Consider, for example, the multicolored Kissing Bridge in Copenhagen. It’s not named that because you’re supposed to kiss on the bridge, although you can if you like. It’s named that because it breaks in half on a regular basis to let ships through, and then it’s supposed to come together again like a kiss.

The Kissing Bridge has needed to visit a relationship counselor, however, because there have been constant problems getting it to kiss. It wasn’t quite aligned the way it was supposed to be.

It seems to work now, although it’s rather steep and a difficult ride for bicyclists, which is rather a shame, because it is a bicycle and pedestrian bridge only.
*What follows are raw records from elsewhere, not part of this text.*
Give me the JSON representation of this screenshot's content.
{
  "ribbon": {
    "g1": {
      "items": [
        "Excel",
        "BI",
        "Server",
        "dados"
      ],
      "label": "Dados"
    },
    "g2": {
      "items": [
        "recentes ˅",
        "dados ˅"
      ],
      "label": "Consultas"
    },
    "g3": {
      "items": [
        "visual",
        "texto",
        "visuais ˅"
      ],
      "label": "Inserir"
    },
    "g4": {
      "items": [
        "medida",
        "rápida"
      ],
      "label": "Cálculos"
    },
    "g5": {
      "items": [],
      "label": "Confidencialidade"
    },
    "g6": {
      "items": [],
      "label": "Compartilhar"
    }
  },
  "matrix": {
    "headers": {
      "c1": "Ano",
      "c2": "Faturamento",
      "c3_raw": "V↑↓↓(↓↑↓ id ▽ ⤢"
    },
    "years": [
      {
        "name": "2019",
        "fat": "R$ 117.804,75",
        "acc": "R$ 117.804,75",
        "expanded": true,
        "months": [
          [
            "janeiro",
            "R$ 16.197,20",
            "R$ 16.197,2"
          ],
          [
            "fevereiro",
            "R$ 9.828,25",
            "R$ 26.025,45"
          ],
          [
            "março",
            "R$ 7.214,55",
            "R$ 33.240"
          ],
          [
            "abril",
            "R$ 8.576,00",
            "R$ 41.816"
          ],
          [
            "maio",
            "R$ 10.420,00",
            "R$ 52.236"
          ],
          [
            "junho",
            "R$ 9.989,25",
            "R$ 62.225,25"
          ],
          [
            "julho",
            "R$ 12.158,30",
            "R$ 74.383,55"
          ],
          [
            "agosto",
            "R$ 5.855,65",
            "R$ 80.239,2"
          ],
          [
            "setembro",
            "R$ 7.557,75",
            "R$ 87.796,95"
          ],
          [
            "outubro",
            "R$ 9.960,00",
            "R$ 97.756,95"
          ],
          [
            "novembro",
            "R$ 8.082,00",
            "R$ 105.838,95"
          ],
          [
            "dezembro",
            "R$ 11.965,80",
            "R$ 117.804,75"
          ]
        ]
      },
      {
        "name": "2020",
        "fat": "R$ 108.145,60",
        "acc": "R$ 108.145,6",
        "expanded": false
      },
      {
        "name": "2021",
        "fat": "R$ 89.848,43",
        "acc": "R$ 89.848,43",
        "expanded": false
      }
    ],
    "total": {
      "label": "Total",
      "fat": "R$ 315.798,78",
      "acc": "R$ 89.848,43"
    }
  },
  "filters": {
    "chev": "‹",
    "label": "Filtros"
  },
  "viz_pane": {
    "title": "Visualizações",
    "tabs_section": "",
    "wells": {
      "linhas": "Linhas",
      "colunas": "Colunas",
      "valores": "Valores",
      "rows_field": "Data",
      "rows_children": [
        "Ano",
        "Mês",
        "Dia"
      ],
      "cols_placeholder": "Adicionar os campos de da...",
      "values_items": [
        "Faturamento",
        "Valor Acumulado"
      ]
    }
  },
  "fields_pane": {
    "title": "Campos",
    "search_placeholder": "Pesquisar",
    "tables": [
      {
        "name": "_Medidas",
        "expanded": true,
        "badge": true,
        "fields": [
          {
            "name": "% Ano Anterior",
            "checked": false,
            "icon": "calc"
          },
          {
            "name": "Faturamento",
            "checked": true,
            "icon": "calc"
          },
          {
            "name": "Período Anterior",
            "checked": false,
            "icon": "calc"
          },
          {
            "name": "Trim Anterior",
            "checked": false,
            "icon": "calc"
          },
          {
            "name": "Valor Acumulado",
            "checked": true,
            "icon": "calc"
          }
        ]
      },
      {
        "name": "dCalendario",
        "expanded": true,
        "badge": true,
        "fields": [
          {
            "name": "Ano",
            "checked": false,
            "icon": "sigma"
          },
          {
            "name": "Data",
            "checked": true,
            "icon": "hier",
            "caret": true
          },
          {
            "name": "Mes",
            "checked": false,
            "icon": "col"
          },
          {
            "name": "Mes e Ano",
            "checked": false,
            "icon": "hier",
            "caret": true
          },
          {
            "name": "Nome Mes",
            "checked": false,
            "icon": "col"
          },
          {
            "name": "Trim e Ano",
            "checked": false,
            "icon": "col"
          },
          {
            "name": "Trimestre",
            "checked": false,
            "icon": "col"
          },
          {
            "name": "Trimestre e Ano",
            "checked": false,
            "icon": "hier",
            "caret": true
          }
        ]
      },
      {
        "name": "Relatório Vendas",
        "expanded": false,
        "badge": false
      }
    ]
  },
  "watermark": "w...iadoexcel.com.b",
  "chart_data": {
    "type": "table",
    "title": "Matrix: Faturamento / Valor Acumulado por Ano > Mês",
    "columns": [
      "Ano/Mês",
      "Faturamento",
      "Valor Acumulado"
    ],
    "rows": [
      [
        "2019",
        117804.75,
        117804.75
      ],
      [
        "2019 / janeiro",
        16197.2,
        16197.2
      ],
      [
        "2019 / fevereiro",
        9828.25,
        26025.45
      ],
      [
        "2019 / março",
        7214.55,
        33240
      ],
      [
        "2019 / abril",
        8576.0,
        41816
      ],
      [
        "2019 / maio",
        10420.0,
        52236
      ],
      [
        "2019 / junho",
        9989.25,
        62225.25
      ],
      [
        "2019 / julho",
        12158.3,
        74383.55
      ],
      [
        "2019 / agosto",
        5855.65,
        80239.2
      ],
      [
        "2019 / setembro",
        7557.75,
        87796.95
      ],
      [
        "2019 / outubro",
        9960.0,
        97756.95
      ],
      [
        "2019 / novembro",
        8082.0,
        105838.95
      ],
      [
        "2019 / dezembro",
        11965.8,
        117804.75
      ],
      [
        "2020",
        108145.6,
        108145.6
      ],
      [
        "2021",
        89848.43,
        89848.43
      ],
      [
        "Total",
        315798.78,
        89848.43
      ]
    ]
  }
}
There are no cars on it.

Bicycle Snake and Brewing Bridge

The Bicycle Snake and the Brewing Bridge a little further down the harbor are also just for cyclists and walkers, and so is the Little Langebro bridge.

The Little Langebro bridge is currently the newest bridge in town, just a couple of years old. This is a neighborhood I don’t go to often, and I remember coming home from a late night engagement to suddenly find a new bridge in front of me, all lit up and ready to serve.

Whoa! Unexpected bridge. It was like a dream.

Continue Reading

Stories about life in Denmark

The Christmas tree on the bicycle, and other stories of a bike-only household

Whenever the holiday season approaches, I always think about the time I brought home our Christmas tree on a bicycle.

It was a grey day in late November – we Americans like to start our Christmas decorating early – and my young daughter dearly wanted a tree for our Copenhagen apartment.

So we walked through the snow to the parking lot of a nearby Netto, where a cheerful fellow from Jutland was waiting with a good selection of sweet-smelling pines.

Being a very small girl, my daughter wanted a very big tree. The man spied our shopper bike and looked a little doubtful, but he went ahead and wrapped up one of the largest trees in white plastic netting, and helped us lift it onto the bike.

The trunk was on the baggage carrier in the back, and the top of the tree over the handlebars and into the basket. We walked the bike home that way, with my daughter holding the big pine tree at its center over the seat, while I steered the bike in the right direction.

Continue Reading

Stories about life in Denmark

Danes and Cars: Why Real Men Drive Bicycles

final_danes and carsUnlike their German neighbors, who are passionate about cars and driving, Danes have a slightly bashful relationship with cars.

There is a certain sense that the driver should be slightly ashamed to be driving a car at all. Real Danes drive bicycles.

This is partly a tenet of environmentalism – the Danish national religion – and partly because of an egalitarian conviction that no one in Denmark should have anything unless everyone else has one. The Danish government subscribes to both of these principles, and makes car ownership as difficult as possible.

Danes and cars
The purchase of a new car in Denmark sets off a 180% sales tax – in other words, a $20,000 sedan will cost you $50,000 to drive off the lot. This is the only tax you’ll ever hear Danish working-class people – greengrocers, carpenters, Page 9 topless models (who tend to be on the socialist side) – complain about.

Heavy gasoline taxes, which were recently increased, bring the price of a gallon of fuel up to around $8 a gallon, even though the country is largely burning its own North Sea oil.

Continue Reading

Stories about life in Denmark

Two-wheeled Vikings and why I own three bikes: Danes and Cycling

In a country where new cars are taxed at up 150% of their purchase price – that means a $20,000 car will cost you in the neighborhood of $50,000 – bikes are bound to be popular.

Everybody bikes in Denmark. You’ll see executives in grey pinstriped business suits on bikes, and pretty girls pedaling in high heels. You’ll see people toting their kids through heavy traffic in fragile-looking bike trailers.

You’ll see old ladies biking very, very slowly with a lot of people backed up behind them, and you’ll see me, trying to balance my fresh dry cleaning on my bike because I don’t have a car.

The fact that Denmark is relatively flat helps – nobody likes to bike uphill – as does the fact that the climate is temperate. Denmark is as far north as parts of Alaska, but it usually isn’t bitterly cold in the winter.

Continue Reading